Work request
Your task is to copy every line of the entries that contains "text".

++++ Available data ++++

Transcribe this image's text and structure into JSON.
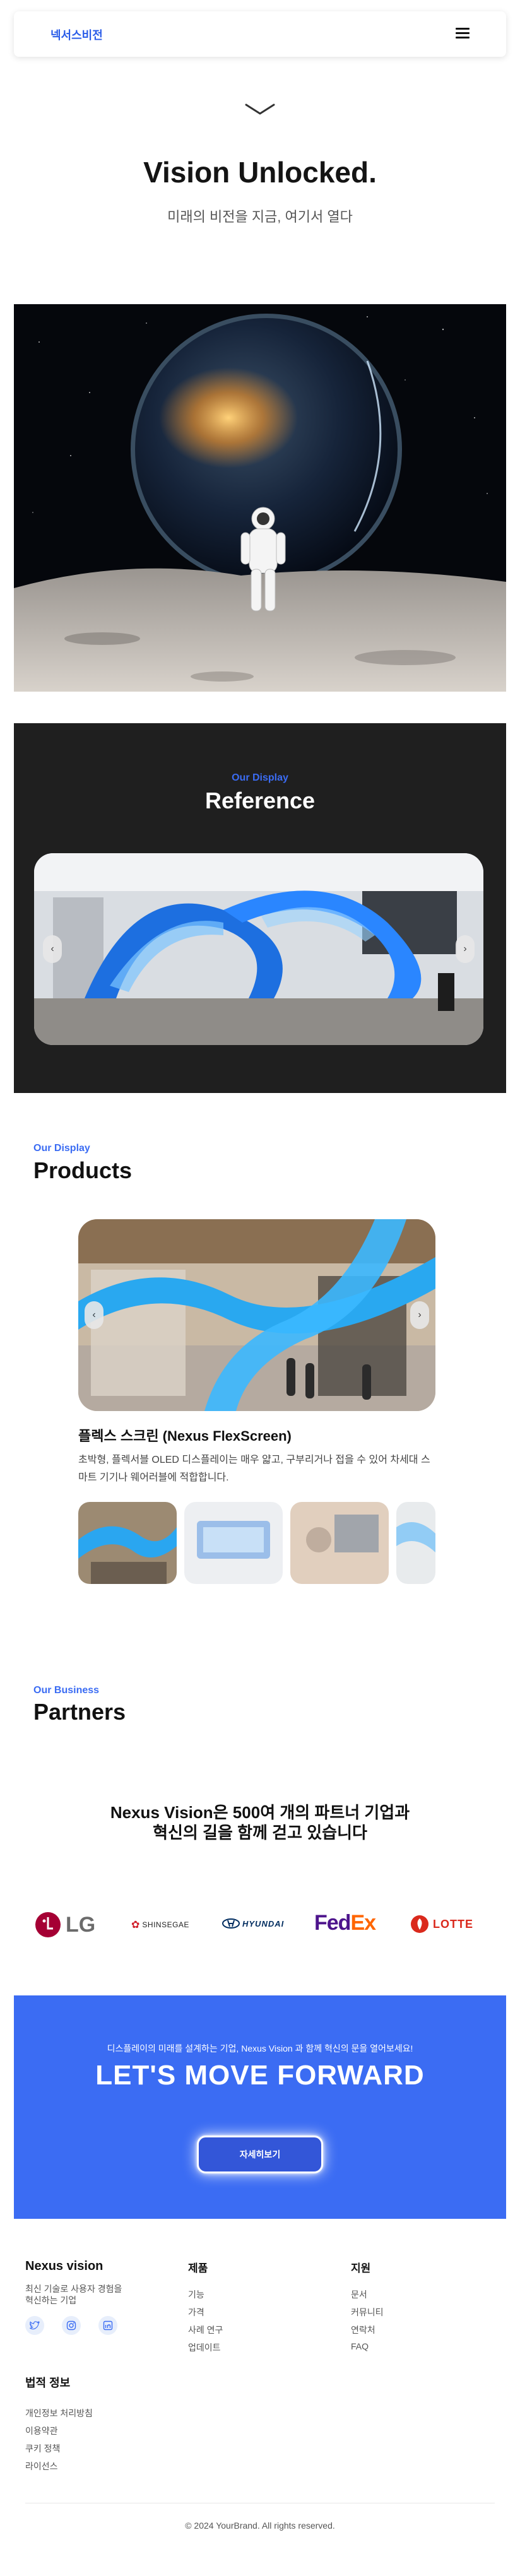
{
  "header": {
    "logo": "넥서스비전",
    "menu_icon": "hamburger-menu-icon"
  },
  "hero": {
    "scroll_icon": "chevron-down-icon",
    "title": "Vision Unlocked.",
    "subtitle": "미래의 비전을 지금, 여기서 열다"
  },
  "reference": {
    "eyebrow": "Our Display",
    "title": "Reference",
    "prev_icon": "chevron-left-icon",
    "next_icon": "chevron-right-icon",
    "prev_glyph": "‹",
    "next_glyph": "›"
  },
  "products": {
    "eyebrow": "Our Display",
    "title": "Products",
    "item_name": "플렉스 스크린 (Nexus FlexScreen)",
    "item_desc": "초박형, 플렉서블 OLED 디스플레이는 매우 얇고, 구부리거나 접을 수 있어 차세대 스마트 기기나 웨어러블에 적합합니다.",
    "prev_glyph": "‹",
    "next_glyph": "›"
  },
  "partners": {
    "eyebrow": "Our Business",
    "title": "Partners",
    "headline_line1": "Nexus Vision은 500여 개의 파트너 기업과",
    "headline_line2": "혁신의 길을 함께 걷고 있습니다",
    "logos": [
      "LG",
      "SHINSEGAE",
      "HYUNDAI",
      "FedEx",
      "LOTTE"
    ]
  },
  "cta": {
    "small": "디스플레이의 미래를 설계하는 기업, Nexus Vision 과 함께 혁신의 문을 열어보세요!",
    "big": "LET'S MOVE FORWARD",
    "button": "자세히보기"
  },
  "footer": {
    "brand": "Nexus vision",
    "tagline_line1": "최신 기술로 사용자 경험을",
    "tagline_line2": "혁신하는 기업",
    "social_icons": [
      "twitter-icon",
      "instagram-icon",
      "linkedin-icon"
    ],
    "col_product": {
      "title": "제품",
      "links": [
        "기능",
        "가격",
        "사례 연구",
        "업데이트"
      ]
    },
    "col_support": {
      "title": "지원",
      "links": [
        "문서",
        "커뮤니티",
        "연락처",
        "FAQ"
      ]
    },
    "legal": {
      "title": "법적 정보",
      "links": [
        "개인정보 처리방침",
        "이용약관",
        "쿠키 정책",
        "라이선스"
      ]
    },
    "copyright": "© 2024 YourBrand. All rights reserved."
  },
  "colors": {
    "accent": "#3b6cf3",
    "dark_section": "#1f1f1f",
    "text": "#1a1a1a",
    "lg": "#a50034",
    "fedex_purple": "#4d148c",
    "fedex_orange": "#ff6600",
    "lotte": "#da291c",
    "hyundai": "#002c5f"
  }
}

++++

Finished exercise
Transcribe this image's text and structure into JSON.
    "text": "#1a1a1a",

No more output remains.